The Storyform, Influence Character Unique Ability, and Influence Character Critical Flaw
The one thing that sets the Dramatica theory of story apart from every other understanding of story is its ability to know both the ending and beginning of your story no matter where you physically start the process of writing a story. In part, the story of Arrival is the story of Dramatica—a holistic “non-linear” approach to resolving issues that long plagued a traditional linear methodology.
Linguist Louise (Amy Adams) begins the story confronted with memories and images of a distant past.
“Memory is a strange thing. It doesn’t work like I thought it did. We are so bound by time; by its order. Maybe there’s a higher order. I used to think this was the beginning of your story. But now I’m not so sure I believe in beginnings and endings.”
Her Issue of Falsehood and Concern of Memories draw us into the narrative as part of her Main Character Throughline. The imbalance she feels as a consequence of not being able to resolve the images surrounding her daughters death motivates her with a Problem of Inequity. Unable to resolve these Projections of her daughter leaves her no other option than to Speculate as to their origin—a thematically coherent exploration of her Symptom and Response.
This imbalance—or Inequity—carries over into the Overall Story Throughline with the arrival of the alien ships. This Story Driver of Action and Overall Story Problem of Inequity kicks off the narrative and provides an indicator of the type of plot points needed to further the story. China and Russia going dark, the detonation of explosives within the ship, and the hostile advance by the Chinese military all signify additional Story Drivers of Action.
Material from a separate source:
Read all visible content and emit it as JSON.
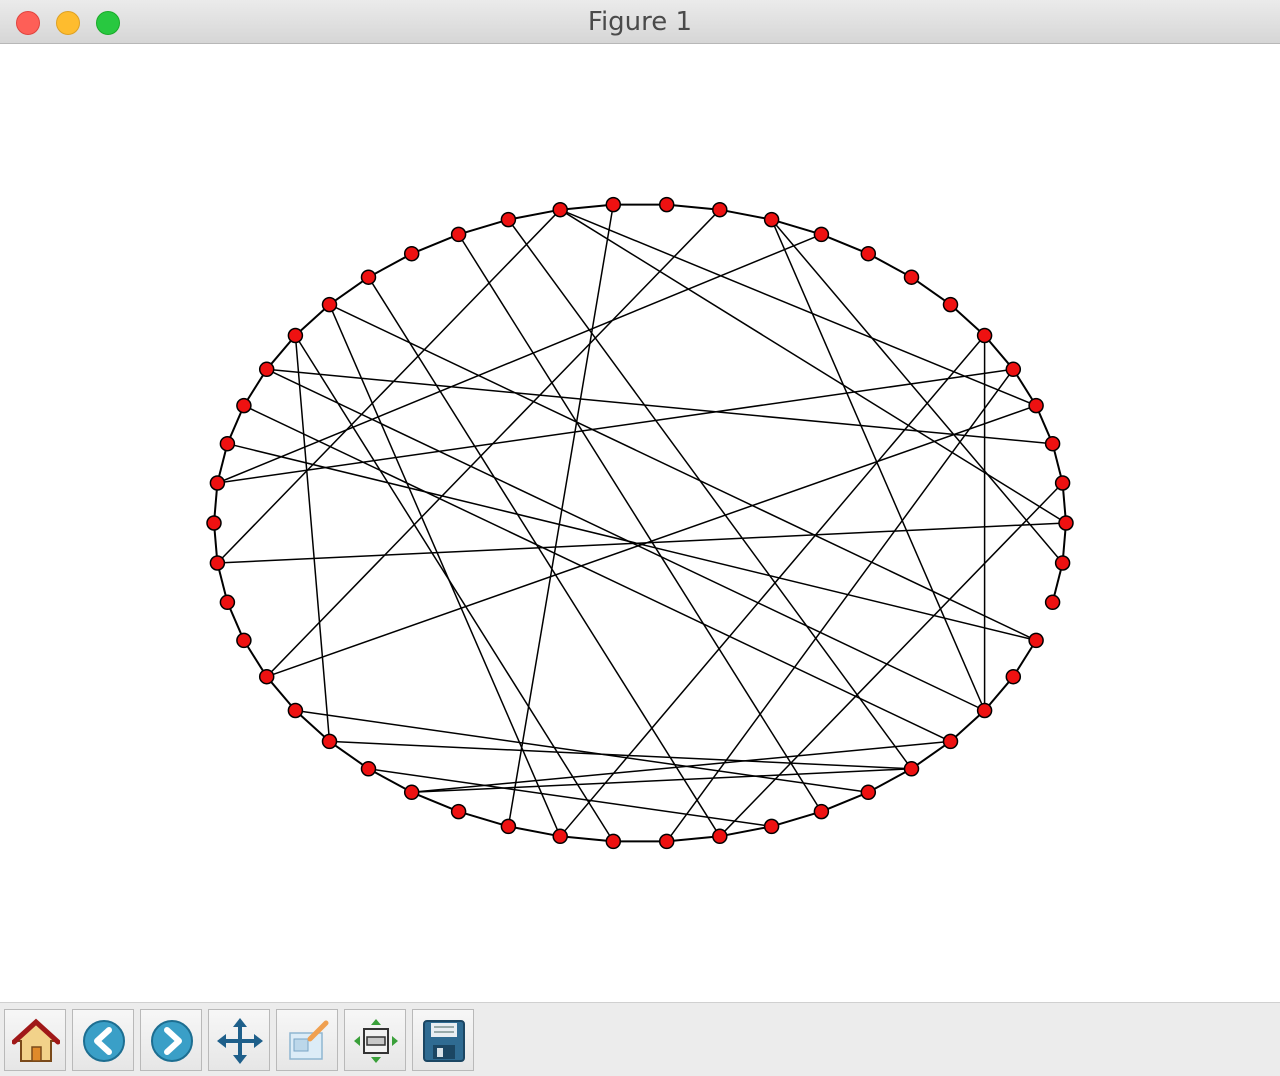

Facing a Story Consequence of Imagining the Worst Possible Scenario, the individual government agencies attempt to decipher a pattern, or Order, to the alien pod’s location. Issues of Interpretation arise with the message “use weapon” and prompt riots and acts of treason—Overall Story Responses of Chaos to the Overall Story Symptom of Order.
The alien heptapods act as Influence Character with their Issues of Destiny and Influence Character Problem of Thought. Destiny in the sense that they know the future path that must develop in order for their species to survive, and Thought in that it is their unique way of thinking that challenges Louise. As Ian puts it:
“All this focus on alien language. Look, I did some research and there’s this idea that immersing yourself in a foreign language can rewire your brain—Are you dreaming in this language?”
Seeing a linear Order as a Symptom of their disrupted history, the aliens Respond with seemingly Chaotic and random language: all in an effort to get the human race—and Louise, in particular—to think differently.
The Relationship Story Throughline that develops between Louise and Abbot & Costello (the “pet” names Louise and Ryan come up with for the heptapods) comes into conflict over these disparate Ways of Thinking. At the heart of their trouble lies a Relationship Story Problem of Perception—human and alien perceive time differently. The struggle between the races continues until Louise finally conceptualizes how time actually works with a Relationship Story Solution of Actuality.
In the end, Louise Changes her Main Character Resolve by adopting the alien’s way of solving problems. By thinking the way they do, Louise embraces her memories as the alien’s past and finally achieves the Story Goal of Understanding the Purpose of Their Arrival.
“They gave it all to us. It’s in twelve parts because I separated their first symbol into twelve segments—and they knew I would. Understand?”
The separation into twelve segments ignited the original Overall Story Problem of Inequity. Her epiphany grants her the ability to see the non-linear reality of time. Her communication to General Chiang inspires the Chinese military to withdraw, restoring peace to the world through an Overall Story Solution of Equity.
This Solution of Equity carries back over into her Main Character Throughline with her decision to balance out the beginning of her daughter’s story with the ending:
“Despite knowing the journey…and where it leads…I embrace it…and I welcome every moment of it.”
Interestingly enough, this Main Character Solution of Equity—important and essential to the story’s meaning—fails to make an appearance in the original screenplay of Arrival. Louise’s “peace of mind”, evident behind these words, needs to be in the film in order to resolve her Throughline and bring a Story Judgment of Good. As always, the collective storyform works behind the scenes to complete the circle of meaning for a story.
Writing with two hands, forward and backwards, resolves both the external big picture problem and the personal inner world problem of Arrival—a non-linear representation of a non-linear reality.
The Dramatica theory of story tells a similar story by offering an analogous “weapon” to writers. Alien in its way of thinking, this holistic non-linear approach to narrative promises the same amount of peace and Equity in the real world. Who, like Louise, is brave enough to see their memories of story as false and embark upon a non-linear approach to story structure?